TASK PROMPT
Your job is to write out each record precisely as it stands.

MATERIALS PROVIDED
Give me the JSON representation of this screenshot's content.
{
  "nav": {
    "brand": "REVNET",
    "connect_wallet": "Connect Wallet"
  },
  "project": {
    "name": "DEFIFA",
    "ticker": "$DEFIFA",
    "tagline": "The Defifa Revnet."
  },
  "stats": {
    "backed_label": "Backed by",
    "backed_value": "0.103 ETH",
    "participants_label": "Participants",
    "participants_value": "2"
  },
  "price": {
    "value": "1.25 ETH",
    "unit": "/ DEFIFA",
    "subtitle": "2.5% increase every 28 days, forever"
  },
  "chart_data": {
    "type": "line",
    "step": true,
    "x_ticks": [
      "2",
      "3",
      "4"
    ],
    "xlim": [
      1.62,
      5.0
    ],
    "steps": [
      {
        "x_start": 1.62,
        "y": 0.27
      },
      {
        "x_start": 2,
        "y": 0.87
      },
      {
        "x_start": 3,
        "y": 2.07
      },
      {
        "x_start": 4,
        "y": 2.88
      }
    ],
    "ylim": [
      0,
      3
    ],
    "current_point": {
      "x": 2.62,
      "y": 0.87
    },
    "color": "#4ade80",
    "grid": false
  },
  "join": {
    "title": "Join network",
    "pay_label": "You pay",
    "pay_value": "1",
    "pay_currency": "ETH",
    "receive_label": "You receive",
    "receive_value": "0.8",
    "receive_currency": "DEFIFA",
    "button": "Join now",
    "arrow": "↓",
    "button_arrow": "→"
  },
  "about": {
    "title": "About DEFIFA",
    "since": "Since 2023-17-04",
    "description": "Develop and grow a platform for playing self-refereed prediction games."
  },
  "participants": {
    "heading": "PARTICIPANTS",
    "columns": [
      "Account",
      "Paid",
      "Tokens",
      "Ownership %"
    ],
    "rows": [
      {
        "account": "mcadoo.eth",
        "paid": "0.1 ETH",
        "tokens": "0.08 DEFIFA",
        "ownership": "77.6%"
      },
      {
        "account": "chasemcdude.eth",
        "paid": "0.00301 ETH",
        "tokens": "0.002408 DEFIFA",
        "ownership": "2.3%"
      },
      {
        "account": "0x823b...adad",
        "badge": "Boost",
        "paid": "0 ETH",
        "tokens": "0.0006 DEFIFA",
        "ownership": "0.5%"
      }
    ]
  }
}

EXERCISE RESPONSE
Give me the JSON representation of this screenshot's content.
{
  "nav": {
    "brand": "REVNET",
    "connect_wallet": "Connect Wallet"
  },
  "project": {
    "name": "DEFIFA",
    "ticker": "$DEFIFA",
    "tagline": "The Defifa Revnet."
  },
  "stats": {
    "backed_label": "Backed by",
    "backed_value": "0.103 ETH",
    "participants_label": "Participants",
    "participants_value": "2"
  },
  "price": {
    "value": "1.25 ETH",
    "unit": "/ DEFIFA",
    "subtitle": "2.5% increase every 28 days, forever"
  },
  "chart_data": {
    "type": "line",
    "step": true,
    "x_ticks": [
      "2",
      "3",
      "4"
    ],
    "xlim": [
      1.62,
      5.0
    ],
    "steps": [
      {
        "x_start": 1.62,
        "y": 0.27
      },
      {
        "x_start": 2,
        "y": 0.87
      },
      {
        "x_start": 3,
        "y": 2.07
      },
      {
        "x_start": 4,
        "y": 2.88
      }
    ],
    "ylim": [
      0,
      3
    ],
    "current_point": {
      "x": 2.62,
      "y": 0.87
    },
    "color": "#4ade80",
    "grid": false
  },
  "join": {
    "title": "Join network",
    "pay_label": "You pay",
    "pay_value": "1",
    "pay_currency": "ETH",
    "receive_label": "You receive",
    "receive_value": "0.8",
    "receive_currency": "DEFIFA",
    "button": "Join now",
    "arrow": "↓",
    "button_arrow": "→"
  },
  "about": {
    "title": "About DEFIFA",
    "since": "Since 2023-17-04",
    "description": "Develop and grow a platform for playing self-refereed prediction games."
  },
  "participants": {
    "heading": "PARTICIPANTS",
    "columns": [
      "Account",
      "Paid",
      "Tokens",
      "Ownership %"
    ],
    "rows": [
      {
        "account": "mcadoo.eth",
        "paid": "0.1 ETH",
        "tokens": "0.08 DEFIFA",
        "ownership": "77.6%"
      },
      {
        "account": "chasemcdude.eth",
        "paid": "0.00301 ETH",
        "tokens": "0.002408 DEFIFA",
        "ownership": "2.3%"
      },
      {
        "account": "0x823b...adad",
        "badge": "Boost",
        "paid": "0 ETH",
        "tokens": "0.0006 DEFIFA",
        "ownership": "0.5%"
      }
    ]
  }
}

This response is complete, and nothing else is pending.